Extreme Makeover: Home Edition - Usher Extreme Makeover: Home Edition - Usher

R&B star Usher signed his first recording contract when he was only 13 and broke onto the music scene with his first album at 16. Considering how much the singing sensation accomplished before his 18th birthday, it's fitting that his non-profit foundation, New Look, emphasizes the importance of youth in the community.

"I truly do feel like youth are going to dictate what tomorrow really is," Usher says of his 10-year-old organization. "But they need the tools to do it. By motivating them, you can only hope for a promising tomorrow."

The latest recipients of one of the foundation's $25,000 Powered by Service grants, the Scott family, also got a little help around the house from the music superstar. In this Sunday's Extreme Makeover: Home Edition, Usher, alongside teen star Selena Gomez and the Extreme Makeover team, helped rebuild the family's home in Clarksville, Tenn.

Selena Gomez talks about her Extreme Makeover experience

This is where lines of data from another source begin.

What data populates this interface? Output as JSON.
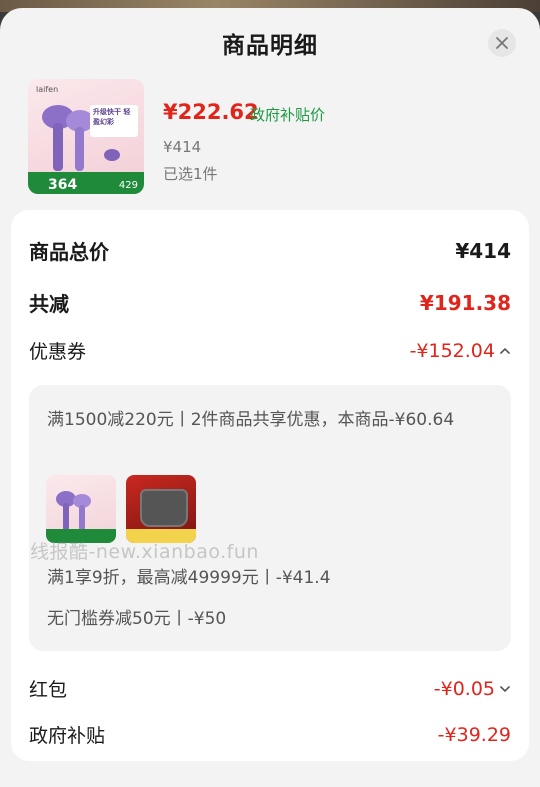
{
  "header": {
    "title": "商品明细"
  },
  "product": {
    "price": "¥222.62",
    "price_label": "政府补贴价",
    "original_price": "¥414",
    "selected": "已选1件",
    "image": {
      "brand": "laifen",
      "tag": "升级快干 轻盈幻彩",
      "promo_num": "364",
      "promo_num2": "429"
    }
  },
  "summary": {
    "total_label": "商品总价",
    "total_value": "¥414",
    "discount_label": "共减",
    "discount_value": "¥191.38",
    "coupon_label": "优惠券",
    "coupon_value": "-¥152.04",
    "hongbao_label": "红包",
    "hongbao_value": "-¥0.05",
    "subsidy_label": "政府补贴",
    "subsidy_value": "-¥39.29"
  },
  "coupons": {
    "shared_desc": "满1500减220元丨2件商品共享优惠，本商品-¥60.64",
    "line2": "满1享9折，最高减49999元丨-¥41.4",
    "line3": "无门槛券减50元丨-¥50"
  },
  "watermark": "线报酷-new.xianbao.fun",
  "colors": {
    "accent_red": "#e1251b",
    "gov_green": "#1d9a43"
  }
}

Usher, 31, says this opportunity to appear on the show and break out his tool kit held a special meaning on multiple levels. "When I heard about the family, I was very excited to work with the family in Tennessee," he says. "We, through my foundation, have been trying to spread Powered by Service and Tennessee was the first on my list because I hadn't really gotten to do anything for my home state."

The Scott Family, consisting of Trina Scott and her three daughters, lost patriarch Dave Scott, a police officer, in 2002 when he was killed on duty. Ever since his death, the family has contributed immensely to the group that helped them heal, Concerns of Police Survivors, Inc. (C.O.P.S.). "Extreme Makeover, they do incredible work," Usher says. "There couldn't be anything more gratifying for the service they actually contribute to their community."

See photos of Usher

Usher, who is currently working on completing his next album for a February release, was tight-lipped about his work on the Scott house. However, aside from a dance room he contributed, he also helped build a bench and a flagpole in the front of the house to commemorate Dave. "A father is really the glue that sticks everything together," says the father of two. "This family continued to go out and help other families that had suffered the same loss in Clarksville."

Usher is confident that the $25,000 grant for C.O.P.S. will help the family continue to help others. "With this project, I really feel the stars were aligned. The Tennessee volunteers, obviously, a family that couldn't be more deserving, and Powered by Service being something that really guides the kids and gives them their opportunity to have a voice."